TASK INPUT below:

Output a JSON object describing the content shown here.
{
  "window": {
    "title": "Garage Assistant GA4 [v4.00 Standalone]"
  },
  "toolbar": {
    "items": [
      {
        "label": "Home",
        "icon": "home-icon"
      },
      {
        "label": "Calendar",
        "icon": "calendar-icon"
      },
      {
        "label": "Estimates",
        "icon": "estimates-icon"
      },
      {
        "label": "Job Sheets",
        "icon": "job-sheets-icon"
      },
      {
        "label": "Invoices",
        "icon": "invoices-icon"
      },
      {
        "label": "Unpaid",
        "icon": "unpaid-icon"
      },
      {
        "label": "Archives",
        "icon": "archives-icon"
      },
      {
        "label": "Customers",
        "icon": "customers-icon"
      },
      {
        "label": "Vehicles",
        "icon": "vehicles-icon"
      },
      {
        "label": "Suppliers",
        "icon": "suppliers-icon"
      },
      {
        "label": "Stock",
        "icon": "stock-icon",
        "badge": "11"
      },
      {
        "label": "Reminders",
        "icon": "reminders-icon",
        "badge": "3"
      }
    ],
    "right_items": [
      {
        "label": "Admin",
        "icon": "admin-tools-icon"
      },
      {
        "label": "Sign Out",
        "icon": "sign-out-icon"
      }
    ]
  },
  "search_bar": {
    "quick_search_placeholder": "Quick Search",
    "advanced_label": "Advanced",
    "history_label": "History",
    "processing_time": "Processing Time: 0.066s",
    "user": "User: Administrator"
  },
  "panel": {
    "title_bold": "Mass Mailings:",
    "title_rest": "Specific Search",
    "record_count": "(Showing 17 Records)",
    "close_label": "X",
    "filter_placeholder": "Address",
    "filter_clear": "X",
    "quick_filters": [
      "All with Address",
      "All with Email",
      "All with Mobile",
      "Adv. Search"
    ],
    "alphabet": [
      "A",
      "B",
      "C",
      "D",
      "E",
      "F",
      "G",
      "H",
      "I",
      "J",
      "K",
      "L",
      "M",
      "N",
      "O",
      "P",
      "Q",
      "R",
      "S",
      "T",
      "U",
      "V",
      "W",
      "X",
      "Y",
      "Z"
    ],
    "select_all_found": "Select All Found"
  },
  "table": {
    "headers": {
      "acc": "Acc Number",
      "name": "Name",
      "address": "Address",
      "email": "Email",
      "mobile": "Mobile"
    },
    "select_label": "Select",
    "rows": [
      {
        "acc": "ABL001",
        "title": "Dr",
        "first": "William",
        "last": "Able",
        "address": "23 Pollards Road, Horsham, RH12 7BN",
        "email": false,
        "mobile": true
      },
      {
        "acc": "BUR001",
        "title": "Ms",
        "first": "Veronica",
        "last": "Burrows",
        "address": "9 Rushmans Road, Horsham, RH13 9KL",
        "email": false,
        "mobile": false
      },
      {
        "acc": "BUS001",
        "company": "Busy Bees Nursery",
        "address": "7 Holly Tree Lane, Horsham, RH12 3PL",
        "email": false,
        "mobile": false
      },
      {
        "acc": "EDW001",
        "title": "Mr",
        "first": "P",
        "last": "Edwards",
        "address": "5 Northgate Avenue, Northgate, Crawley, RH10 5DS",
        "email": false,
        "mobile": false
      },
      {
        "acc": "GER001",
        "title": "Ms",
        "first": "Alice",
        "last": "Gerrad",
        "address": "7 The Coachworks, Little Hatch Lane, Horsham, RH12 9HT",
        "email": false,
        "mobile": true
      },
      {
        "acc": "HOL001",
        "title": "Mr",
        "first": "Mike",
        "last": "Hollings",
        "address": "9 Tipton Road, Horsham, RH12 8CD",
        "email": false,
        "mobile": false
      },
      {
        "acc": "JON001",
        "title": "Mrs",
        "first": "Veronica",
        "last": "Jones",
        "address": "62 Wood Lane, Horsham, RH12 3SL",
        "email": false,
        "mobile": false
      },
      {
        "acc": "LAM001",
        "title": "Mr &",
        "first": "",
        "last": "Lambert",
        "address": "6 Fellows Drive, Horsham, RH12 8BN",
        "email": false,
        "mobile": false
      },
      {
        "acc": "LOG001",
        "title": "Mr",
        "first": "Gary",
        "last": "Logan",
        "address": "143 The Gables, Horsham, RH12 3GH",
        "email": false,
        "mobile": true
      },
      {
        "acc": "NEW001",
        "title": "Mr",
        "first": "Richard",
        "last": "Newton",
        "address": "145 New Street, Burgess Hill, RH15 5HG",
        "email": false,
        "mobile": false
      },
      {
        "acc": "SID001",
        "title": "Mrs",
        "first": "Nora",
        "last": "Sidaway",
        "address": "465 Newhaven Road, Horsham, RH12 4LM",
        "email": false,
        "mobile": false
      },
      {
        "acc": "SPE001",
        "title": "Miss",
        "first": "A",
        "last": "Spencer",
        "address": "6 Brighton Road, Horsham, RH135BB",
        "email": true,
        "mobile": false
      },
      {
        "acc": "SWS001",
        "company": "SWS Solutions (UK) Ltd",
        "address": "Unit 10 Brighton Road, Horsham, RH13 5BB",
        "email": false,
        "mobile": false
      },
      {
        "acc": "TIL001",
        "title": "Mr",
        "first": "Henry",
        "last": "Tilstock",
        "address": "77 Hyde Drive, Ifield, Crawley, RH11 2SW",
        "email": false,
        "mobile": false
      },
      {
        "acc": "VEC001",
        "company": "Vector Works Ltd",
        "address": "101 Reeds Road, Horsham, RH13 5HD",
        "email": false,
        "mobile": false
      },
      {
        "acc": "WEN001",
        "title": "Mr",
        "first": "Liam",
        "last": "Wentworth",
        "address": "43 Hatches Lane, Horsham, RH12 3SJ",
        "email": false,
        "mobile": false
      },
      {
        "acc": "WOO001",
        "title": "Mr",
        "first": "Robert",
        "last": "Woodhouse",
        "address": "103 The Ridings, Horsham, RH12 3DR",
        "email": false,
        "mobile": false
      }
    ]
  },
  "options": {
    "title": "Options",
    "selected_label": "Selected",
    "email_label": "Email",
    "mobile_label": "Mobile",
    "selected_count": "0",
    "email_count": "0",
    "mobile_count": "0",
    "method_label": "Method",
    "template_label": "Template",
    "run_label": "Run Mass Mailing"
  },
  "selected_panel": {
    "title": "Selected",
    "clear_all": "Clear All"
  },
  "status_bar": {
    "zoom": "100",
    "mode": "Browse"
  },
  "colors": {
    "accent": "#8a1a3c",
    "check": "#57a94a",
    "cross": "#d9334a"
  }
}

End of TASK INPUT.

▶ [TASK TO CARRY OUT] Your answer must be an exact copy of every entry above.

▶ [RESPONSE AREA]
Output a JSON object describing the content shown here.
{
  "window": {
    "title": "Garage Assistant GA4 [v4.00 Standalone]"
  },
  "toolbar": {
    "items": [
      {
        "label": "Home",
        "icon": "home-icon"
      },
      {
        "label": "Calendar",
        "icon": "calendar-icon"
      },
      {
        "label": "Estimates",
        "icon": "estimates-icon"
      },
      {
        "label": "Job Sheets",
        "icon": "job-sheets-icon"
      },
      {
        "label": "Invoices",
        "icon": "invoices-icon"
      },
      {
        "label": "Unpaid",
        "icon": "unpaid-icon"
      },
      {
        "label": "Archives",
        "icon": "archives-icon"
      },
      {
        "label": "Customers",
        "icon": "customers-icon"
      },
      {
        "label": "Vehicles",
        "icon": "vehicles-icon"
      },
      {
        "label": "Suppliers",
        "icon": "suppliers-icon"
      },
      {
        "label": "Stock",
        "icon": "stock-icon",
        "badge": "11"
      },
      {
        "label": "Reminders",
        "icon": "reminders-icon",
        "badge": "3"
      }
    ],
    "right_items": [
      {
        "label": "Admin",
        "icon": "admin-tools-icon"
      },
      {
        "label": "Sign Out",
        "icon": "sign-out-icon"
      }
    ]
  },
  "search_bar": {
    "quick_search_placeholder": "Quick Search",
    "advanced_label": "Advanced",
    "history_label": "History",
    "processing_time": "Processing Time: 0.066s",
    "user": "User: Administrator"
  },
  "panel": {
    "title_bold": "Mass Mailings:",
    "title_rest": "Specific Search",
    "record_count": "(Showing 17 Records)",
    "close_label": "X",
    "filter_placeholder": "Address",
    "filter_clear": "X",
    "quick_filters": [
      "All with Address",
      "All with Email",
      "All with Mobile",
      "Adv. Search"
    ],
    "alphabet": [
      "A",
      "B",
      "C",
      "D",
      "E",
      "F",
      "G",
      "H",
      "I",
      "J",
      "K",
      "L",
      "M",
      "N",
      "O",
      "P",
      "Q",
      "R",
      "S",
      "T",
      "U",
      "V",
      "W",
      "X",
      "Y",
      "Z"
    ],
    "select_all_found": "Select All Found"
  },
  "table": {
    "headers": {
      "acc": "Acc Number",
      "name": "Name",
      "address": "Address",
      "email": "Email",
      "mobile": "Mobile"
    },
    "select_label": "Select",
    "rows": [
      {
        "acc": "ABL001",
        "title": "Dr",
        "first": "William",
        "last": "Able",
        "address": "23 Pollards Road, Horsham, RH12 7BN",
        "email": false,
        "mobile": true
      },
      {
        "acc": "BUR001",
        "title": "Ms",
        "first": "Veronica",
        "last": "Burrows",
        "address": "9 Rushmans Road, Horsham, RH13 9KL",
        "email": false,
        "mobile": false
      },
      {
        "acc": "BUS001",
        "company": "Busy Bees Nursery",
        "address": "7 Holly Tree Lane, Horsham, RH12 3PL",
        "email": false,
        "mobile": false
      },
      {
        "acc": "EDW001",
        "title": "Mr",
        "first": "P",
        "last": "Edwards",
        "address": "5 Northgate Avenue, Northgate, Crawley, RH10 5DS",
        "email": false,
        "mobile": false
      },
      {
        "acc": "GER001",
        "title": "Ms",
        "first": "Alice",
        "last": "Gerrad",
        "address": "7 The Coachworks, Little Hatch Lane, Horsham, RH12 9HT",
        "email": false,
        "mobile": true
      },
      {
        "acc": "HOL001",
        "title": "Mr",
        "first": "Mike",
        "last": "Hollings",
        "address": "9 Tipton Road, Horsham, RH12 8CD",
        "email": false,
        "mobile": false
      },
      {
        "acc": "JON001",
        "title": "Mrs",
        "first": "Veronica",
        "last": "Jones",
        "address": "62 Wood Lane, Horsham, RH12 3SL",
        "email": false,
        "mobile": false
      },
      {
        "acc": "LAM001",
        "title": "Mr &",
        "first": "",
        "last": "Lambert",
        "address": "6 Fellows Drive, Horsham, RH12 8BN",
        "email": false,
        "mobile": false
      },
      {
        "acc": "LOG001",
        "title": "Mr",
        "first": "Gary",
        "last": "Logan",
        "address": "143 The Gables, Horsham, RH12 3GH",
        "email": false,
        "mobile": true
      },
      {
        "acc": "NEW001",
        "title": "Mr",
        "first": "Richard",
        "last": "Newton",
        "address": "145 New Street, Burgess Hill, RH15 5HG",
        "email": false,
        "mobile": false
      },
      {
        "acc": "SID001",
        "title": "Mrs",
        "first": "Nora",
        "last": "Sidaway",
        "address": "465 Newhaven Road, Horsham, RH12 4LM",
        "email": false,
        "mobile": false
      },
      {
        "acc": "SPE001",
        "title": "Miss",
        "first": "A",
        "last": "Spencer",
        "address": "6 Brighton Road, Horsham, RH135BB",
        "email": true,
        "mobile": false
      },
      {
        "acc": "SWS001",
        "company": "SWS Solutions (UK) Ltd",
        "address": "Unit 10 Brighton Road, Horsham, RH13 5BB",
        "email": false,
        "mobile": false
      },
      {
        "acc": "TIL001",
        "title": "Mr",
        "first": "Henry",
        "last": "Tilstock",
        "address": "77 Hyde Drive, Ifield, Crawley, RH11 2SW",
        "email": false,
        "mobile": false
      },
      {
        "acc": "VEC001",
        "company": "Vector Works Ltd",
        "address": "101 Reeds Road, Horsham, RH13 5HD",
        "email": false,
        "mobile": false
      },
      {
        "acc": "WEN001",
        "title": "Mr",
        "first": "Liam",
        "last": "Wentworth",
        "address": "43 Hatches Lane, Horsham, RH12 3SJ",
        "email": false,
        "mobile": false
      },
      {
        "acc": "WOO001",
        "title": "Mr",
        "first": "Robert",
        "last": "Woodhouse",
        "address": "103 The Ridings, Horsham, RH12 3DR",
        "email": false,
        "mobile": false
      }
    ]
  },
  "options": {
    "title": "Options",
    "selected_label": "Selected",
    "email_label": "Email",
    "mobile_label": "Mobile",
    "selected_count": "0",
    "email_count": "0",
    "mobile_count": "0",
    "method_label": "Method",
    "template_label": "Template",
    "run_label": "Run Mass Mailing"
  },
  "selected_panel": {
    "title": "Selected",
    "clear_all": "Clear All"
  },
  "status_bar": {
    "zoom": "100",
    "mode": "Browse"
  },
  "colors": {
    "accent": "#8a1a3c",
    "check": "#57a94a",
    "cross": "#d9334a"
  }
}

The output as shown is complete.